(Beginning of Dataset records)

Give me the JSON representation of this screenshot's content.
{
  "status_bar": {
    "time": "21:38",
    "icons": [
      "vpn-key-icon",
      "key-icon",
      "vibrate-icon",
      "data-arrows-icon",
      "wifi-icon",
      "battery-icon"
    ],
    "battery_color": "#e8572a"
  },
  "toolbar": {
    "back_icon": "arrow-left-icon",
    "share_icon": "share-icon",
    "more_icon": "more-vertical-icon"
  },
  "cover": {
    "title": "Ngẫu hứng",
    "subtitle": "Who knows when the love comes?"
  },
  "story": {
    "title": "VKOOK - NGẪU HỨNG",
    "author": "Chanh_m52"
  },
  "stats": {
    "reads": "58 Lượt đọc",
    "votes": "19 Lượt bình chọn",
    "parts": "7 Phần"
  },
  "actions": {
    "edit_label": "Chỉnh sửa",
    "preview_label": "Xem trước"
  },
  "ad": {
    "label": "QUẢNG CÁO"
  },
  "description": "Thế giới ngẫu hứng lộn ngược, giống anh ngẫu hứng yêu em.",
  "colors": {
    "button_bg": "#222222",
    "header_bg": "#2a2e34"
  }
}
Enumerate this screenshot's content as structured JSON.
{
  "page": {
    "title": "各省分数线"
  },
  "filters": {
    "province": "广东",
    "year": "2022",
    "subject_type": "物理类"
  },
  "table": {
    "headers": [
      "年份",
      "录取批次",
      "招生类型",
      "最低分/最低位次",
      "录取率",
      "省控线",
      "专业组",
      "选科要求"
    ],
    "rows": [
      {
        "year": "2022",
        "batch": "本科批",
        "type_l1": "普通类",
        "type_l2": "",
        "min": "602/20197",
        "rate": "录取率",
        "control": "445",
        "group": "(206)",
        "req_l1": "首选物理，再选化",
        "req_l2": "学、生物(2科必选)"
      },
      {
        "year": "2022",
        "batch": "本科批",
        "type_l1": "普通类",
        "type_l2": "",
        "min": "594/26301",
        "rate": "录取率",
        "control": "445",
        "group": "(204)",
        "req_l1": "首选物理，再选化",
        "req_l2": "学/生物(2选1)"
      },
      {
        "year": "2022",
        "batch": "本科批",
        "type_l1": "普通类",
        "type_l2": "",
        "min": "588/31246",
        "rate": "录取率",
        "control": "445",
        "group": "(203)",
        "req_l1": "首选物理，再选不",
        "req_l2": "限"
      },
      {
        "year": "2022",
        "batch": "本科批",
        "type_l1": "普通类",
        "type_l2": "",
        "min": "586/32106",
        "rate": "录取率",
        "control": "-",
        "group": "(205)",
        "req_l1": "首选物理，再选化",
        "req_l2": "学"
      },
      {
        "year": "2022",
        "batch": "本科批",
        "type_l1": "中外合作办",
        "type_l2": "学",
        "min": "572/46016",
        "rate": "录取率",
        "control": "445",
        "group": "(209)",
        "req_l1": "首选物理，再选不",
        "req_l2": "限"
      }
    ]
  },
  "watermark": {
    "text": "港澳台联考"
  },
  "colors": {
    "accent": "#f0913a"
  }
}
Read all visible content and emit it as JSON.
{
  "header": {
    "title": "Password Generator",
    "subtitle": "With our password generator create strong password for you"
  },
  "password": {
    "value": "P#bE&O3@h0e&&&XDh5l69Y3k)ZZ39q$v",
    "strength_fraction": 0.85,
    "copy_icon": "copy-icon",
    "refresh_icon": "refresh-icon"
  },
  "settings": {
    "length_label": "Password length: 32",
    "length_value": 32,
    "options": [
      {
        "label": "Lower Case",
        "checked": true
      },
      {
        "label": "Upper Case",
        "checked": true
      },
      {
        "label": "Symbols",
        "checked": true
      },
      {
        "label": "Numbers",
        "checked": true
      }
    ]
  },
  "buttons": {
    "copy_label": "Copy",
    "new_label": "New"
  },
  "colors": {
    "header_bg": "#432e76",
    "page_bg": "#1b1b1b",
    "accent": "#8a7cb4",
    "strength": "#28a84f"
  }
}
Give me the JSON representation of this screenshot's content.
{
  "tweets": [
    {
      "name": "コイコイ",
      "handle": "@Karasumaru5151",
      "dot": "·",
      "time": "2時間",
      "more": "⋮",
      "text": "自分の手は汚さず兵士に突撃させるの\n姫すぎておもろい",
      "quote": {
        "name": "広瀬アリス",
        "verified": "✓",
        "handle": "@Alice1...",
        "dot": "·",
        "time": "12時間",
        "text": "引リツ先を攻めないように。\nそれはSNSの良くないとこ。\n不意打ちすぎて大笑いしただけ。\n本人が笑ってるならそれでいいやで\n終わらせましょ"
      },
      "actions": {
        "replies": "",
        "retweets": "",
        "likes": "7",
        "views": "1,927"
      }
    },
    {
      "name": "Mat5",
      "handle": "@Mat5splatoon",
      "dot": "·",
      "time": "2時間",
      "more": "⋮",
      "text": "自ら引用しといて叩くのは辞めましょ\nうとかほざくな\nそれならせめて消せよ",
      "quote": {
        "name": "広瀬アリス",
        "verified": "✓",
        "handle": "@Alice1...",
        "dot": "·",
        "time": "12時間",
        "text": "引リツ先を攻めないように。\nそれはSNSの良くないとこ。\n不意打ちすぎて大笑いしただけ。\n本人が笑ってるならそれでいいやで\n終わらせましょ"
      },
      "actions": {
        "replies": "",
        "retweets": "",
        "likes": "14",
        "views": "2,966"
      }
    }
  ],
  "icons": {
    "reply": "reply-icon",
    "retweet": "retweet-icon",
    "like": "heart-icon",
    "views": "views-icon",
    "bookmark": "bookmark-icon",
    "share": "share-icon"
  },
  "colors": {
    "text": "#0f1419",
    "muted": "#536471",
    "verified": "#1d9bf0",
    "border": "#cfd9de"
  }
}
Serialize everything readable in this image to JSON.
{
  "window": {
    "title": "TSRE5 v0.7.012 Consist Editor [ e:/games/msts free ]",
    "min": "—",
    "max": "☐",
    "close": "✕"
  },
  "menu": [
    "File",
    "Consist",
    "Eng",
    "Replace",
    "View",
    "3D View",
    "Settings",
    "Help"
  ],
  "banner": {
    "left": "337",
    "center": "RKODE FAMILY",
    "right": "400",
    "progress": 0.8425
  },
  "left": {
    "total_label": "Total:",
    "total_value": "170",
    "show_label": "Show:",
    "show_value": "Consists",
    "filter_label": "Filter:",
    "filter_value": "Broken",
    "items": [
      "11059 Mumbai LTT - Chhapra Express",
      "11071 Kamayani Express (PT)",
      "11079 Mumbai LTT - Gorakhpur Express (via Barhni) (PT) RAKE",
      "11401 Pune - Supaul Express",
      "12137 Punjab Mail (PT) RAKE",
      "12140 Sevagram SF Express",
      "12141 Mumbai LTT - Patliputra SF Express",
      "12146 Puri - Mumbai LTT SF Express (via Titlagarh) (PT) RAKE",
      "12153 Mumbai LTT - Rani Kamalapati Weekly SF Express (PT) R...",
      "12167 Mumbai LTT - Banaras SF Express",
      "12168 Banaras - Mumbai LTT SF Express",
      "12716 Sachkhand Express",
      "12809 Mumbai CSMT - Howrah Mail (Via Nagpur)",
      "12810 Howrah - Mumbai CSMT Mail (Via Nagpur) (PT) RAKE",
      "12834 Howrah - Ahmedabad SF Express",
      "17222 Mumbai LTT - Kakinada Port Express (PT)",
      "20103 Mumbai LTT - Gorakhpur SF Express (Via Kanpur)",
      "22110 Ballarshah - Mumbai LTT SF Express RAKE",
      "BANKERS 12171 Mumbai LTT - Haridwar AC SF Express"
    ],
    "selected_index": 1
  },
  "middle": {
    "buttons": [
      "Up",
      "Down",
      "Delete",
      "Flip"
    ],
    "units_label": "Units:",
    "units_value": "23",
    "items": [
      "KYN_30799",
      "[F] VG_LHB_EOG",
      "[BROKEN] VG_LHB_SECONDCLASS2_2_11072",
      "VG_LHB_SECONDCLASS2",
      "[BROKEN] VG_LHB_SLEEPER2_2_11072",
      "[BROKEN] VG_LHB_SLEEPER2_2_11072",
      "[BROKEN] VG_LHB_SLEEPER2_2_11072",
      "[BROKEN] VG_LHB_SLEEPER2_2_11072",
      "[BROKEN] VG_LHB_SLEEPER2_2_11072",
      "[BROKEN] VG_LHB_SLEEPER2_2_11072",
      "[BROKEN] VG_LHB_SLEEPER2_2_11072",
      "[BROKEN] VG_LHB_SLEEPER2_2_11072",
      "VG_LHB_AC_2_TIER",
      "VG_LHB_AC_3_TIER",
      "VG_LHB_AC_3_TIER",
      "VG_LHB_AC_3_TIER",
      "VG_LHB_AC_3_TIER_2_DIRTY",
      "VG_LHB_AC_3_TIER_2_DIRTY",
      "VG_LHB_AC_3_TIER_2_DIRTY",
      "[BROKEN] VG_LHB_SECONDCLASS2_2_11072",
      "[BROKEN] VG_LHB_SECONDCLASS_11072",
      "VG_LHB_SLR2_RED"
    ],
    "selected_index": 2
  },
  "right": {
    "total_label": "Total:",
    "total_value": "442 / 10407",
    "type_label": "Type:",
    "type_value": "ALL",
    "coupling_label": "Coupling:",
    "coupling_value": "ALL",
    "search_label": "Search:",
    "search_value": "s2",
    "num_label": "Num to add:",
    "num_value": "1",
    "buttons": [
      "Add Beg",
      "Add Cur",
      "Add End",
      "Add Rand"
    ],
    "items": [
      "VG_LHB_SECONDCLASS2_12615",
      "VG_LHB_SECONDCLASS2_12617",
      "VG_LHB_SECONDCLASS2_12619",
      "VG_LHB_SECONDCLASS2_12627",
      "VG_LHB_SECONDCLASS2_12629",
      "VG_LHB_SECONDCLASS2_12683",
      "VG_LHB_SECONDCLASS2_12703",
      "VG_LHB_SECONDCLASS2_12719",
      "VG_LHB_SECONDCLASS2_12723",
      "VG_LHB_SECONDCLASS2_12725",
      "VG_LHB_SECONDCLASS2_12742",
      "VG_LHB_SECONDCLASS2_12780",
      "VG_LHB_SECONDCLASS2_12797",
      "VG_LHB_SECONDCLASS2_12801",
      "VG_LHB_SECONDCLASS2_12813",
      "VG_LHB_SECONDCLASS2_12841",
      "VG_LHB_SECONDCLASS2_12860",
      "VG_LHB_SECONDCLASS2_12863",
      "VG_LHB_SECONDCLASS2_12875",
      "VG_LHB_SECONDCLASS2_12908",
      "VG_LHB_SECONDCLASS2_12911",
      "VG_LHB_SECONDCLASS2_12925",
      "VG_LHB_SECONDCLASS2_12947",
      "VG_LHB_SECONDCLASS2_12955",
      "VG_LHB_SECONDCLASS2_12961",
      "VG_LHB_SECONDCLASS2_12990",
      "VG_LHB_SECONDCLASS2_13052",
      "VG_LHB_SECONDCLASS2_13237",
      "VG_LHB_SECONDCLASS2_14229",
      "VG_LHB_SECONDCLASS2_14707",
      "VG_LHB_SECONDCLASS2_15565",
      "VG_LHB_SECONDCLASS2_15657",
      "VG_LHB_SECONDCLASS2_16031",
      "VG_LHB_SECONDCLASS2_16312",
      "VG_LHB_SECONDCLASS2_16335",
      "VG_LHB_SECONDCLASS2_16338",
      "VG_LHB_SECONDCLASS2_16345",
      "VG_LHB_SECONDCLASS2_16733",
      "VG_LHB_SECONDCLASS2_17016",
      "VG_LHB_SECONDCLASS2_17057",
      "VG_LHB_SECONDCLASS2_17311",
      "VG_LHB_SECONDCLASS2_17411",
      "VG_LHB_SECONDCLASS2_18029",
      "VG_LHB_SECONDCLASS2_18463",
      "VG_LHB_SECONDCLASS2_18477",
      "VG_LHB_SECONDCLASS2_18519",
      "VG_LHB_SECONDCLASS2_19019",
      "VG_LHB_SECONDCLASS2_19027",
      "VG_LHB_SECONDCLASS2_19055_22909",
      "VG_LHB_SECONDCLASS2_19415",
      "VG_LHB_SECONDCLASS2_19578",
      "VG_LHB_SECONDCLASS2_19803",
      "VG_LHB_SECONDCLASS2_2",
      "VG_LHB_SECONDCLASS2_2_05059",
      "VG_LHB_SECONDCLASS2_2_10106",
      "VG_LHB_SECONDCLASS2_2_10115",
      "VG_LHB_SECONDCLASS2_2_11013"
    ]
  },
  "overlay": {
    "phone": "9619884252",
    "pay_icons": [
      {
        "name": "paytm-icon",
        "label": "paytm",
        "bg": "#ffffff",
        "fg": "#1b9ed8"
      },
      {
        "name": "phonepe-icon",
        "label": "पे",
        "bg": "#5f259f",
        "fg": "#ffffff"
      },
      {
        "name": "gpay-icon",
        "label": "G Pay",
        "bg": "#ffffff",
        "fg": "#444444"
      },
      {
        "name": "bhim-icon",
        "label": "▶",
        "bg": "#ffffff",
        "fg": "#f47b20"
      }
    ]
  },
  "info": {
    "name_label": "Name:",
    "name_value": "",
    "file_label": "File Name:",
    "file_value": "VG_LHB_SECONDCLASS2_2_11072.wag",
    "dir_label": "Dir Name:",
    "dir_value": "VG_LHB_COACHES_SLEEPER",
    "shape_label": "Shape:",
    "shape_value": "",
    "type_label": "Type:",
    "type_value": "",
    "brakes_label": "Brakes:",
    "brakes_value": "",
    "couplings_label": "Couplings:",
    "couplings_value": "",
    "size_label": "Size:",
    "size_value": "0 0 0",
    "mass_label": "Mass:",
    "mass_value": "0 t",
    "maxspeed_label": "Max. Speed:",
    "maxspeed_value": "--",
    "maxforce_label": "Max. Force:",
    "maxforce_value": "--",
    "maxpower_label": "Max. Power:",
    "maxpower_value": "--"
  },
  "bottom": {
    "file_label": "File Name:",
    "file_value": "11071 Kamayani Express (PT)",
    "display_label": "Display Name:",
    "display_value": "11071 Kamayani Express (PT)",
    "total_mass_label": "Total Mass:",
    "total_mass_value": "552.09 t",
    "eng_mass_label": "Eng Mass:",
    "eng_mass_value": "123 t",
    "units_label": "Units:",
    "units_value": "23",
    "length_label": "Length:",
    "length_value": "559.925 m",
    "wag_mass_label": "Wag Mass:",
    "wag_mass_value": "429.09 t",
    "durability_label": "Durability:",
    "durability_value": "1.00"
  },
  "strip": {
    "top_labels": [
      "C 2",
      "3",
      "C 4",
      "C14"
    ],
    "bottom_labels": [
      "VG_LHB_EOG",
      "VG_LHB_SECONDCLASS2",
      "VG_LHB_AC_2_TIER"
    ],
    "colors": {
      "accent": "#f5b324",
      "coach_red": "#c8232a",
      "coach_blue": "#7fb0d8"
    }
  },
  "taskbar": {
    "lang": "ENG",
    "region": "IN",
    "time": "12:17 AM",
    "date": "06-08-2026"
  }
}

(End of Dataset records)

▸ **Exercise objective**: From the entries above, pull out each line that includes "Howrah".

▸ **Solution below**:
      "12809 Mumbai CSMT - Howrah Mail (Via Nagpur)",
      "12810 Howrah - Mumbai CSMT Mail (Via Nagpur) (PT) RAKE",
      "12834 Howrah - Ahmedabad SF Express",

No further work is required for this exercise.